Genuine friendships are one of the core qualities of a great life.


In the early 1900’s, the Netherlands was under the rule of a dynamic prime minister, Abraham Kuyper. A multi-faceted figure, he implemented significant change in a vast array of sectors and contributed his work to Dutch society as a statesman, a journalist, a historian, a University founder, and a Calvinist theologian, among many other things.


Industrial policy is making a comeback in political discourse as a key issue to be tackled in maintaining America’s dominance internationally. Industry has always been a greater reflection of the trademarks of America; its efficiency, economic values, and its entrepreneurial spirit. However, in America’s current understanding of industrial policy, among other issues, it leans towards the government seizing the role of the market for itself; to control the economy in job opportunities and losses, unaccompanied by the natural flow of the market.

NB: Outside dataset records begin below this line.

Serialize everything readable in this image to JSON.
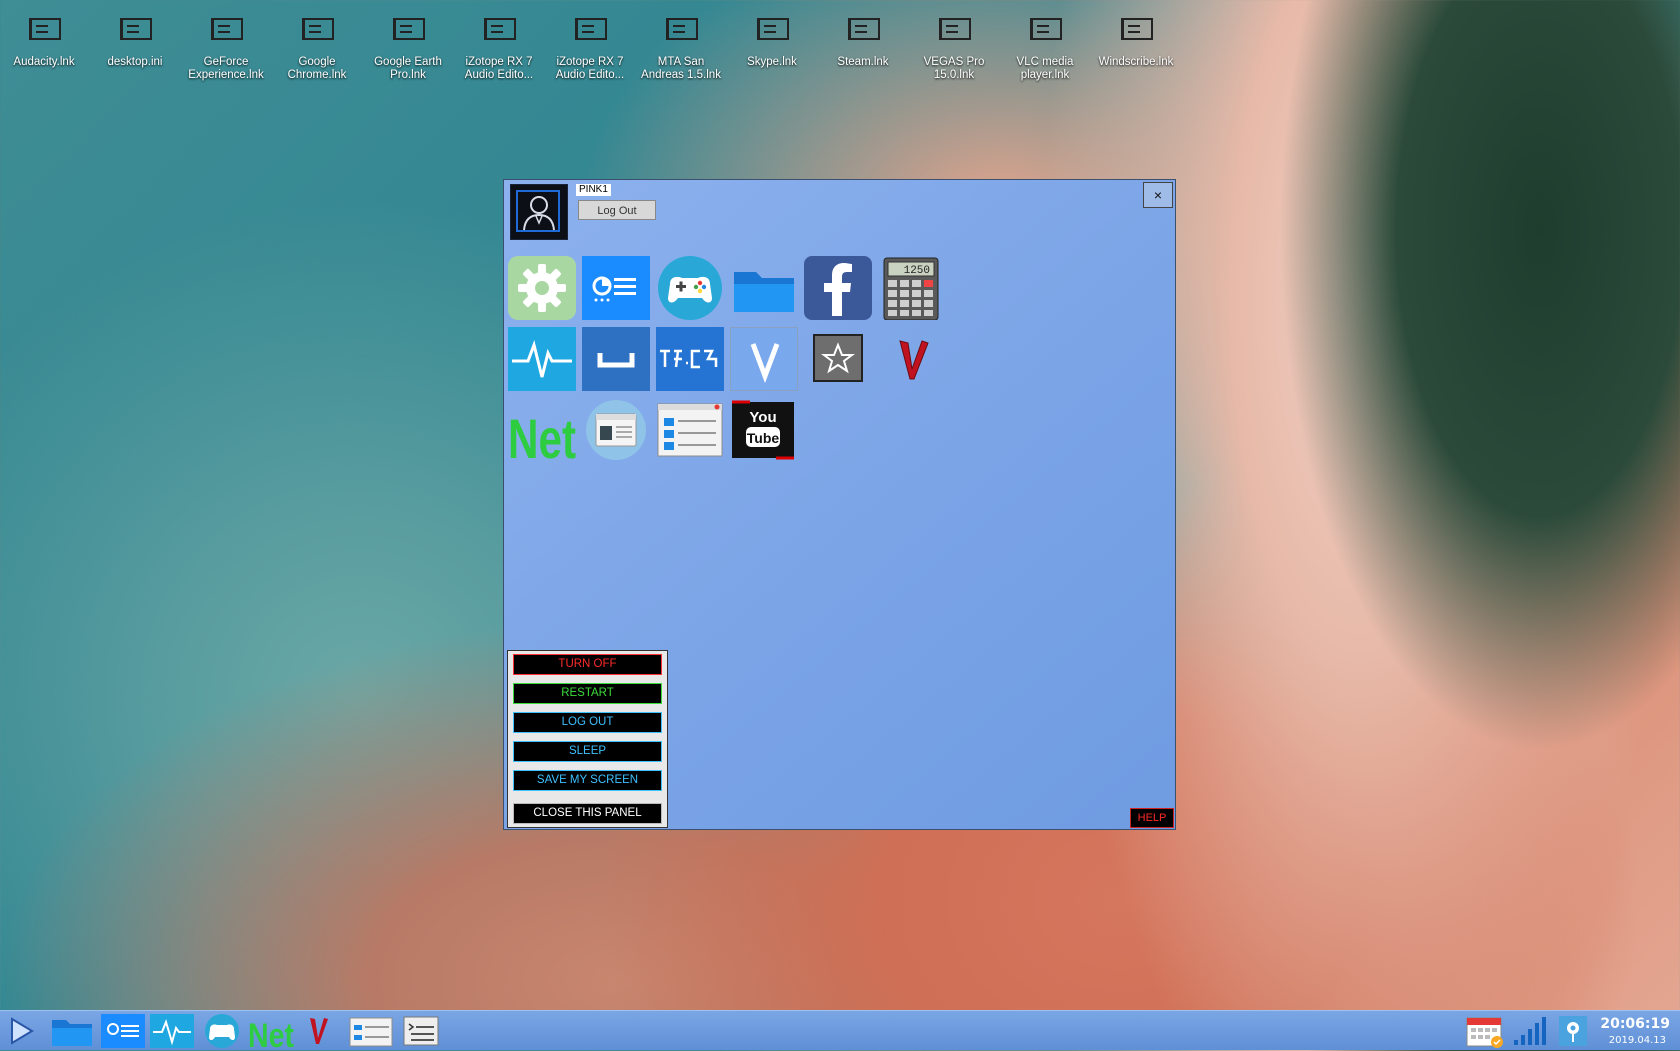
{
  "desktop": {
    "icons": [
      {
        "label": "Audacity.lnk"
      },
      {
        "label": "desktop.ini"
      },
      {
        "label": "GeForce Experience.lnk"
      },
      {
        "label": "Google Chrome.lnk"
      },
      {
        "label": "Google Earth Pro.lnk"
      },
      {
        "label": "iZotope RX 7 Audio Edito..."
      },
      {
        "label": "iZotope RX 7 Audio Edito..."
      },
      {
        "label": "MTA San Andreas 1.5.lnk"
      },
      {
        "label": "Skype.lnk"
      },
      {
        "label": "Steam.lnk"
      },
      {
        "label": "VEGAS Pro 15.0.lnk"
      },
      {
        "label": "VLC media player.lnk"
      },
      {
        "label": "Windscribe.lnk"
      }
    ]
  },
  "panel": {
    "user": "PINK1",
    "logout_label": "Log Out",
    "close_label": "×",
    "apps": [
      {
        "icon": "settings-gear-icon"
      },
      {
        "icon": "dashboard-list-icon"
      },
      {
        "icon": "gamepad-icon"
      },
      {
        "icon": "folder-icon"
      },
      {
        "icon": "facebook-icon"
      },
      {
        "icon": "calculator-icon"
      },
      {
        "icon": "pulse-monitor-icon"
      },
      {
        "icon": "spacebar-icon"
      },
      {
        "icon": "text-tool-icon"
      },
      {
        "icon": "v-letter-icon"
      },
      {
        "icon": "star-icon"
      },
      {
        "icon": "v-red-icon"
      },
      {
        "icon": "net-icon"
      },
      {
        "icon": "browser-window-icon"
      },
      {
        "icon": "list-window-icon"
      },
      {
        "icon": "youtube-icon"
      }
    ],
    "calculator_display": "1250",
    "net_label": "Net",
    "youtube_you": "You",
    "youtube_tube": "Tube",
    "power": {
      "turn_off": "TURN OFF",
      "restart": "RESTART",
      "log_out": "LOG OUT",
      "sleep": "SLEEP",
      "save_screen": "SAVE MY SCREEN",
      "close_panel": "CLOSE THIS PANEL"
    },
    "help_label": "HELP"
  },
  "taskbar": {
    "net_label": "Net",
    "time": "20:06:19",
    "date": "2019.04.13"
  }
}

Generation Z is a demographic group born between the late 1990’s and early 2010’s and they are beginning to trickle into workplaces. The push for open mindedness to become the norm in modern society means “Gen Zers” have already been confronted with ideas like fourth wave feminism, intersectionality, the transgender movement, and wokeism throughout their upbringing. Along with receptivity for progressive ideals, Gen Z now claims the largest percent of college attendance in history. In fact,  59 percent of 18 to 20 year olds were enrolled in colleges in 2017, compared to 53 percent of similar aged students in 2002 for the millennial generation.


Suzanne Nossel, CEO of Pen America sits down with Eric Kohn, Acton’s director of communication to discuss her new book, Dare to Speak: Defending Free Speech for All.


In this episode, we’re bringing you a panel discussion featuring Betsy Devos and Sal Khan that was delivered as part of Acton University Online 2021. The Panel was moderated by Jeff Sandefer, entrepreneur and founder of the Acton School of Business.


Liberal Arts Education is a classical academic discipline that focuses on educating the whole person and is rooted in a lifelong study of transcendent, interdisciplinary knowledge. In June 2021, Dr. Margarita Mooney, an associate Professor in the Department of Practical Theology at Princeton Theological Seminary and Executive Director of the Scala Foundation, published her book “The Love of Learning: Seven Dialogues on the Liberal Arts” to promote liberal arts education for the improvement of education and human virtue.


Along with more than half a million American deaths, lockdowns and federal mandates, the COVID-19 pandemic brought with it unprecedented government spending and economic disruption. In this episode, Acton Institute’s research fellows, Dan Hugger and Dylan Pahman evaluate the economic and moral implications of the COVID relief bill.

In March 2021, the Biden administration passed a 1.9 trillion dollar COVID stimulus package to provide monetary aid for the American people under the guise of a “COVID relief bill”. However, a little less than 9% of this bill directly targets public health relief. In a live economy, how does this amount of government spending shape the future of America?